"I think the Fed has done an extraordinary job and it's done a huge amount (to bolster employment). There's just so much monetary policy and the central bank can do. And I think they've gone to their limits, at this particular stage," Greenspan said on NBC's "Meet the Press."
"You cannot ask a central bank to do more than it is capable of without very dire consequences," Greenspan continued, saying the United States faced a serious long-term threat of inflation unless the Fed begins to pull back "all the stimulus it put into the economy."
Greenspan, who headed the central bank from 1987 to 2006, also expressed concern about a congressional effort he said would "very significantly compromise" the Fed's independence.
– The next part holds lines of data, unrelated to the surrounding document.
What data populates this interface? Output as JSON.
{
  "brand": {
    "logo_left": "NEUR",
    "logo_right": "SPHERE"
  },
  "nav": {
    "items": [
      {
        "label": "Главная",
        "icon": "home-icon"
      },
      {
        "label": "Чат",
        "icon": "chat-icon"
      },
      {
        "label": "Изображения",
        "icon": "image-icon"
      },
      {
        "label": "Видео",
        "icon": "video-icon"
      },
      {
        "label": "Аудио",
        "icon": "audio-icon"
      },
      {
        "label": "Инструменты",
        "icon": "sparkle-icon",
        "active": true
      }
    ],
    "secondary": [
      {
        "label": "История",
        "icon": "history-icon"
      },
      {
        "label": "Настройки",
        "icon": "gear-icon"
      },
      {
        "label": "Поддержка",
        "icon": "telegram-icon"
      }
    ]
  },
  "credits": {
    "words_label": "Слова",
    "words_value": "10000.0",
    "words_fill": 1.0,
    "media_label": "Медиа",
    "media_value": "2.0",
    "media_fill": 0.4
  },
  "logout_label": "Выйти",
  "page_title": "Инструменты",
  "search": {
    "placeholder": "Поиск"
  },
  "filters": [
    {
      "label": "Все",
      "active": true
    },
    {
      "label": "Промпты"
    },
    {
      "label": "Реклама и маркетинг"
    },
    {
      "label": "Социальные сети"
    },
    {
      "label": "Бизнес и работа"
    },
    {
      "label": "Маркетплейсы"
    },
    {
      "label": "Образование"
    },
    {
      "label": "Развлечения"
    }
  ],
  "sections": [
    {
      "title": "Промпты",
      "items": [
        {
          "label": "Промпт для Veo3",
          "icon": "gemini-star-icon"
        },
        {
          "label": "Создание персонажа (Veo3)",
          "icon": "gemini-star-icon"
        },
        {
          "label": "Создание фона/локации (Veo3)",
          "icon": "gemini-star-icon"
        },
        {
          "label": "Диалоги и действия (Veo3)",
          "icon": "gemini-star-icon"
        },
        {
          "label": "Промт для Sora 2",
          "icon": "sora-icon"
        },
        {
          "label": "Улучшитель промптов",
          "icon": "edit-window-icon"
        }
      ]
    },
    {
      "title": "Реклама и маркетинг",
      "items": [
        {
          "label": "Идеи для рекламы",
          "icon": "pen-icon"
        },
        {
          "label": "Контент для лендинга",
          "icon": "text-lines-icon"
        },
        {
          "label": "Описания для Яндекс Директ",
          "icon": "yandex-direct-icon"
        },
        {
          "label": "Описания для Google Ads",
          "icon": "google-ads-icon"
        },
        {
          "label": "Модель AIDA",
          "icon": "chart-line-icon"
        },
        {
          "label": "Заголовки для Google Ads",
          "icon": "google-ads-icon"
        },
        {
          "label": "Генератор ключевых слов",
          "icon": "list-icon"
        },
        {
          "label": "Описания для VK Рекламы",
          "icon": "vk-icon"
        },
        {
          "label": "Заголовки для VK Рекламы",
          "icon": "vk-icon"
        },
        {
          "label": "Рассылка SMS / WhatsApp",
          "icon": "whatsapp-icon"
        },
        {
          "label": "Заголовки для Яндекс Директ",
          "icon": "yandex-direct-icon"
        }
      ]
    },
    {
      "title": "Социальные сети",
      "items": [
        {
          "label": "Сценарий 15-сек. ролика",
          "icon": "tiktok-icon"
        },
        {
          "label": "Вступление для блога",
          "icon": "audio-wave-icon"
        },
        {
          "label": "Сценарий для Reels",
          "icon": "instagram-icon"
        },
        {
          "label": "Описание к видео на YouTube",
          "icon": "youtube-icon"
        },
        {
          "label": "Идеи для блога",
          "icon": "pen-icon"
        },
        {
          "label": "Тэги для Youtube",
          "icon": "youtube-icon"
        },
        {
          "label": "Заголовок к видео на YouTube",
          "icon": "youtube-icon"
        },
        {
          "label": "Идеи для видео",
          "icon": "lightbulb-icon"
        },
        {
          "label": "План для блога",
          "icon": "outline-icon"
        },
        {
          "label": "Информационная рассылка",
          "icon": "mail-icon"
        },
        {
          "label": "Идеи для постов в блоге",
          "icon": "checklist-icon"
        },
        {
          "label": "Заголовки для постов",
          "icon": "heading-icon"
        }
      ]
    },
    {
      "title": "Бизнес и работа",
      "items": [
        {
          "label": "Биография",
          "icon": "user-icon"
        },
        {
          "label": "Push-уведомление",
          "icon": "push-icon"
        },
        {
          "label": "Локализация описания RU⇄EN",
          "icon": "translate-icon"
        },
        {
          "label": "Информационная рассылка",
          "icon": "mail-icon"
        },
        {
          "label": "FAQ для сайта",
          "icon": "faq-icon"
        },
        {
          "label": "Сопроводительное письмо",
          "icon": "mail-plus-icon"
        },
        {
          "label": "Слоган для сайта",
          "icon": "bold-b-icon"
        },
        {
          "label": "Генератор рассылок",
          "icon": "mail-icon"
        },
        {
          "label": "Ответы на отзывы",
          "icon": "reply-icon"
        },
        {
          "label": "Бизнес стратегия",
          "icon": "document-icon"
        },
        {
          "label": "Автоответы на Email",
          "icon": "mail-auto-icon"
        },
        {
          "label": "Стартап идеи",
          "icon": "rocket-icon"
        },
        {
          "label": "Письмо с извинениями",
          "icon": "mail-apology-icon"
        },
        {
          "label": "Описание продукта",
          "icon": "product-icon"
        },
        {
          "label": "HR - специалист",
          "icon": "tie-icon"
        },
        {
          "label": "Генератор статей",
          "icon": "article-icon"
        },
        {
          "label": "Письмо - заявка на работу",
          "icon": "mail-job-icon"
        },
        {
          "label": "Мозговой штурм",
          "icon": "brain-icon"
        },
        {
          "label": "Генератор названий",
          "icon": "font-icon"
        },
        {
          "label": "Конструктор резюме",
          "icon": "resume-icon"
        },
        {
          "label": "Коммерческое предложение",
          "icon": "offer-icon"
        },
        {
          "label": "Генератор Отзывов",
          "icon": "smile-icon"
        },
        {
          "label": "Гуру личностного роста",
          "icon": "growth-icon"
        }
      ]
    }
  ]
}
The House of Representatives on Friday passed sweeping financial reform legislation that includes a provision allowing a congressional watchdog agency to audit the Fed's monetary policy operations.
That reflects concerns the Fed did not do enough to head off the worst U.S. economic downturn since the Great Depression.
"What you will be getting is a monetary policy more dedicated to political short-term considerations, not to the longer-term considerations which the Federal Reserve Act is specifically constructed to do," Greenspan said.
Greenspan said he expected the U.S. unemployment rate, which is currently at 10 percent, to "be significantly lower a year from now" but still very high.
The U.S. Census Bureau's plan to hire close to 800,000 workers by April will take several tenths of a percent off the unemployment rate, he said.
The recovery in the stock market over the last six to nine months helps by putting many individuals and companies in a stronger position to spend money, he said.
The Federal Reserve will have to begin raising interest rates from current very low levels as both the economy and loan demand improve, he said.
"Remember, loan demand has been very dull because businesses are very heavily liquidating inventories. That's coming to a halt and when that happens loan demand will come back and the pressures on short-term interest rate will begin to grow," Greenspan said.